Sharks are known to stalk and sniff out prey before they assault. In any case, this newfound shark species needs to do is sparkle in obscurity, and the prey comes to them.
The 5 1/2-inch American Pocket Shark is the first of its sort to be found in the Gulf of Mexico, as per another Tulane University ponder. It’s less fearsome than it is wondrous.
Researchers discovered a little male kitefin shark in 2010 while contemplating sperm whales in the Gulf. It wasn’t watched again until 2013, when National Oceanic and Atmospheric Administration (NOAA) analyst Mark Grace discovered it in a pool of less brilliant examples.
It’s just the subsequent pocket shark at any point caught or recorded, Grace said in an announcement. The other was found in 1979 in the east Pacific Ocean.
“Both are discrete species, each from isolated seas,” he said. “Both are exceedingly uncommon.”
As indicated by the paper, the shark secretes a shining liquid from a little pocket organ close to its front balances. It’s idea to help pull in prey, who are attracted to the shine while the small predator, basically undetectable from beneath, stealthily assaults.
A shine in obscurity sea living being is not really special. NOAA appraises about 90% of creatures that live in untamed water are bioluminescent, however look into on remote ocean animals is meager.
A creature’s sparkle is activated by a compound response that emanates light vitality, as indicated by the Smithsonian National Museum of Natural History. Living beings light up to draw in a mate, caution an assailant to remain away or, by and large, make a supper out of a littler swimmer.
Keep in mind the fanged fish with the sparkling radio wire that threatened Marlin and Dory in “Discovering Nemo?” It’s known as a dark seadevil, and it’s genuine and extremely alarming. Consistent with its name, it draws prey toward its jaws by dangling a bioluminescent spine from the highest point of its head, says the Monterey Bay Aquarium Research Institute.

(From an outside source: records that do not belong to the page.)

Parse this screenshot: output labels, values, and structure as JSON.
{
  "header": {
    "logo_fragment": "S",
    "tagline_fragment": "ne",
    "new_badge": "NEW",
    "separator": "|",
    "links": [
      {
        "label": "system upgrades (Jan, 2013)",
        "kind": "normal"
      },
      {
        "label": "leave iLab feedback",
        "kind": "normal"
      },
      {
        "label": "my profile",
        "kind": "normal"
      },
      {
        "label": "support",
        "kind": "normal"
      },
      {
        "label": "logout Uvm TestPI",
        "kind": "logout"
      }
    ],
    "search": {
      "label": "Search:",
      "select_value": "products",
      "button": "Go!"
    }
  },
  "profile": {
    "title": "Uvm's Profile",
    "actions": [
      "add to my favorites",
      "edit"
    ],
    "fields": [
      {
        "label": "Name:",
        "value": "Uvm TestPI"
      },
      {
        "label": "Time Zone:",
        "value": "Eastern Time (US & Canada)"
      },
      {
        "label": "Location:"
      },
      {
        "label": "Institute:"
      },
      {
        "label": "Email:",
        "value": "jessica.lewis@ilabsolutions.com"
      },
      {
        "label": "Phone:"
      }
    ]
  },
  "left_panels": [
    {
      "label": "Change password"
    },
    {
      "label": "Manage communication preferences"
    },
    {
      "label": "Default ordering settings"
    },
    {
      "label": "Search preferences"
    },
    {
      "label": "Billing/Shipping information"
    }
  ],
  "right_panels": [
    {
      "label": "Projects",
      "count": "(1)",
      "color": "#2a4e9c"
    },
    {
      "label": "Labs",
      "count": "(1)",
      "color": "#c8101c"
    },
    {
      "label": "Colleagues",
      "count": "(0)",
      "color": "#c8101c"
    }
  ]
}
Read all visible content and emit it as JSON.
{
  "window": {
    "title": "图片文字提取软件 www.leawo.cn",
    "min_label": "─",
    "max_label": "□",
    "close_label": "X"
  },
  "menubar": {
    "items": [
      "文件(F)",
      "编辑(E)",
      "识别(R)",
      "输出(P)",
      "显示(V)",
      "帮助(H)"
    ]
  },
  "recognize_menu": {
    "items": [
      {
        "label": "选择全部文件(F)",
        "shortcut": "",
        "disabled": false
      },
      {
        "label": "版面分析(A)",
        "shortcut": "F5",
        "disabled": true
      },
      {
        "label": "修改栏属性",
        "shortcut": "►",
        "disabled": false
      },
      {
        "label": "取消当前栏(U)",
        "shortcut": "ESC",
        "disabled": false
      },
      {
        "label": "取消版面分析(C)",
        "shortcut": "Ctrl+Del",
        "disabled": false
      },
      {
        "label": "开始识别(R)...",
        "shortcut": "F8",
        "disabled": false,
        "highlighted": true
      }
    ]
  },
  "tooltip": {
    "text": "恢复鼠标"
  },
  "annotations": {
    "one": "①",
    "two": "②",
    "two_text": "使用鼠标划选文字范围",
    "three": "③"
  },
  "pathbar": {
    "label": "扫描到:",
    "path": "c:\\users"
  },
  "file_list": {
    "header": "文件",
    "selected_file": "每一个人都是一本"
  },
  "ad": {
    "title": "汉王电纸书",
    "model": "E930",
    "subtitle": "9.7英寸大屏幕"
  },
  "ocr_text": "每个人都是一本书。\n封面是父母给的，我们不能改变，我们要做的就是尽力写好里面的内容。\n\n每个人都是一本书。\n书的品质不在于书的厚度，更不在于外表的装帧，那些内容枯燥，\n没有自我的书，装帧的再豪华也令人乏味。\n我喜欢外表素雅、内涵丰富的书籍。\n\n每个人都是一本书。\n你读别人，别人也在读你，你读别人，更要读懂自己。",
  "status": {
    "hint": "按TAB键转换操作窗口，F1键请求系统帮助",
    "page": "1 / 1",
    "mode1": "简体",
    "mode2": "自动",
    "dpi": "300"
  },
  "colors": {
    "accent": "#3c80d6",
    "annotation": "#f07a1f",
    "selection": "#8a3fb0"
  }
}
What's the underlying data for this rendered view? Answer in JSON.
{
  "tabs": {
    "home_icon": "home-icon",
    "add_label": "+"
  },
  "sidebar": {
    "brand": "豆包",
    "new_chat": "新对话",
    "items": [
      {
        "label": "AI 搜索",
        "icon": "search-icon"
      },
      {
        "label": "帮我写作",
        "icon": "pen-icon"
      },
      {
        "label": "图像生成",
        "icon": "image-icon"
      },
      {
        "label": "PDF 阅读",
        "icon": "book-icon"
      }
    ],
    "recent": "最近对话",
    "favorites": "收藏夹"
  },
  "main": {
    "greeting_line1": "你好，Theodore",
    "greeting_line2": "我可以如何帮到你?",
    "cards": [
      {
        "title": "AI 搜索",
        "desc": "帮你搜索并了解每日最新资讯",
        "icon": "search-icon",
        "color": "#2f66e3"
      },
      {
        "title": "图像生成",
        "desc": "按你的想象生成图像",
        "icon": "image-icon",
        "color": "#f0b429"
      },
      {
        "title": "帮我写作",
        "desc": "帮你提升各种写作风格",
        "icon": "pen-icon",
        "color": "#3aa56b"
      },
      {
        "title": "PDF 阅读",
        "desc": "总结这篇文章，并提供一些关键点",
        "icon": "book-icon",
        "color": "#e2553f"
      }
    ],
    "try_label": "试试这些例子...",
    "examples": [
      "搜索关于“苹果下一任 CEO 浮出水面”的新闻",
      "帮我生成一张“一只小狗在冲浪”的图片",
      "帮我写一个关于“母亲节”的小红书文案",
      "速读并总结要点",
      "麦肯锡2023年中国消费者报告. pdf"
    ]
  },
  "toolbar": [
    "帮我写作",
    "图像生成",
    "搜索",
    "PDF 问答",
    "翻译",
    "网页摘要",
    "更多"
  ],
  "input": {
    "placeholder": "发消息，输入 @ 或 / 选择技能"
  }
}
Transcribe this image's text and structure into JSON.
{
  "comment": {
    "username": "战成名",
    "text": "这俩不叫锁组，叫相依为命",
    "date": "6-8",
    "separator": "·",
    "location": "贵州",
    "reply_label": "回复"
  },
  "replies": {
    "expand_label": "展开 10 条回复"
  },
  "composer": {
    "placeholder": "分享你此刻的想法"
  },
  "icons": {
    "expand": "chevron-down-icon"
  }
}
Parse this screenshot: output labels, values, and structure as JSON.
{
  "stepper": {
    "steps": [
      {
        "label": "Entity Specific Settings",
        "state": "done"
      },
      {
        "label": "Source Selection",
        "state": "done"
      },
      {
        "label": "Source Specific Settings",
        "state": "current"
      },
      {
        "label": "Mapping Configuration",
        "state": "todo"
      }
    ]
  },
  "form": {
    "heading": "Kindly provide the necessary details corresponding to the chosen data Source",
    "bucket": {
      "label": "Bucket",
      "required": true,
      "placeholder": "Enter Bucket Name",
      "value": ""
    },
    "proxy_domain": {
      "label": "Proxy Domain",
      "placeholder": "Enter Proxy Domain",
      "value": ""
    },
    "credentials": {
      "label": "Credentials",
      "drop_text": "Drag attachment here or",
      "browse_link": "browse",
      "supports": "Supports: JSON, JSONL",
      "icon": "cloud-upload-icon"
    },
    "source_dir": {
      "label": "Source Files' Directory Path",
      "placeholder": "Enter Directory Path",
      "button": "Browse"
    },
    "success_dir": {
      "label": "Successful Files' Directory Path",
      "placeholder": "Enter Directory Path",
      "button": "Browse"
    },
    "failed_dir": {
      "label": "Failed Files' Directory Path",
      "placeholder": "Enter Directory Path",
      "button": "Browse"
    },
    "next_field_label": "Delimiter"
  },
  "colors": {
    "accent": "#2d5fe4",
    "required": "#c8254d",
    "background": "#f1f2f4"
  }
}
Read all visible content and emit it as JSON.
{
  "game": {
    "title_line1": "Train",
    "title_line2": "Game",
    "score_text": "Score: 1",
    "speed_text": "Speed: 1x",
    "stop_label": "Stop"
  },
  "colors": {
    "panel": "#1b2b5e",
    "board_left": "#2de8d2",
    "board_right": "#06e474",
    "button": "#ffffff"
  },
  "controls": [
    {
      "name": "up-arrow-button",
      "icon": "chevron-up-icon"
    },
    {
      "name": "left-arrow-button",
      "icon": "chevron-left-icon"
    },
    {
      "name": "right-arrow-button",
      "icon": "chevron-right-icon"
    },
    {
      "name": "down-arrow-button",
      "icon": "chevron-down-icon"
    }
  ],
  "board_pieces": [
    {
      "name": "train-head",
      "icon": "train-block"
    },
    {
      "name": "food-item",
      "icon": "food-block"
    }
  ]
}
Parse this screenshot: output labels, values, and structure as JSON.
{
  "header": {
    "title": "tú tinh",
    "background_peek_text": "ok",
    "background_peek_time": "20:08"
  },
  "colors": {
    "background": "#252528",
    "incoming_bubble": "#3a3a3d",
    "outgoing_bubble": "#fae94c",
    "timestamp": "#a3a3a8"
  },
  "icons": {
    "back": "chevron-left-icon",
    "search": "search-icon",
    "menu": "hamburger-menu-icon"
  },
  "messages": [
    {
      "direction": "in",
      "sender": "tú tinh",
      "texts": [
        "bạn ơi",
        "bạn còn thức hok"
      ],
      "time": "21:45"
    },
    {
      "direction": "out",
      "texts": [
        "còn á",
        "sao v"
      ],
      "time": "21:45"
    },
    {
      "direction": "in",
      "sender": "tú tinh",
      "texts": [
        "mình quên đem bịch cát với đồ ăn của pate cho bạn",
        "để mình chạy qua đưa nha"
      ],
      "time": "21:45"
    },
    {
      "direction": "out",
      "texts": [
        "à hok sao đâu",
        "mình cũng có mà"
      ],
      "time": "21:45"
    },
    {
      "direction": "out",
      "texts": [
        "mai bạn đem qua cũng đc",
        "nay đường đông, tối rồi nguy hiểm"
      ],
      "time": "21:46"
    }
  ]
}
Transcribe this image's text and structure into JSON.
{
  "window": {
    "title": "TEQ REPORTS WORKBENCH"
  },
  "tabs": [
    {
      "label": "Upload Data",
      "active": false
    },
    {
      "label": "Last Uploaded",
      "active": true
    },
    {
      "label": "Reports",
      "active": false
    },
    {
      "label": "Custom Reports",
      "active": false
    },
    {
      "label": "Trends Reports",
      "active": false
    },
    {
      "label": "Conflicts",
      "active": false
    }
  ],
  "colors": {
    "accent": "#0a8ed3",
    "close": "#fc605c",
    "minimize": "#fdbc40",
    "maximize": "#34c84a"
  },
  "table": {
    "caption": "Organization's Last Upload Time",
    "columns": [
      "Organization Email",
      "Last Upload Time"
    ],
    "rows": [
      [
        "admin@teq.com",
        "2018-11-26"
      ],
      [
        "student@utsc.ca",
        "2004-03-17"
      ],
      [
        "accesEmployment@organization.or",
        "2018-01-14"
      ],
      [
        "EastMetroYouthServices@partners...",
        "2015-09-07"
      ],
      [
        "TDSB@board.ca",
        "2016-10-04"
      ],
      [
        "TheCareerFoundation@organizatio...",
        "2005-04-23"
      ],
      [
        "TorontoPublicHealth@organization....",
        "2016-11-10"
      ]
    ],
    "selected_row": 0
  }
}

All the more charmingly, swarms of bioluminescent tiny fish turn seas neon blue during the evening, a reaction that frightens predators prepared to crunch on them. The outcomes are less staggering during the day: The dinoflagellates stain the water in a marvel known as red tide, as indicated by the Scripps Institution of Oceanography.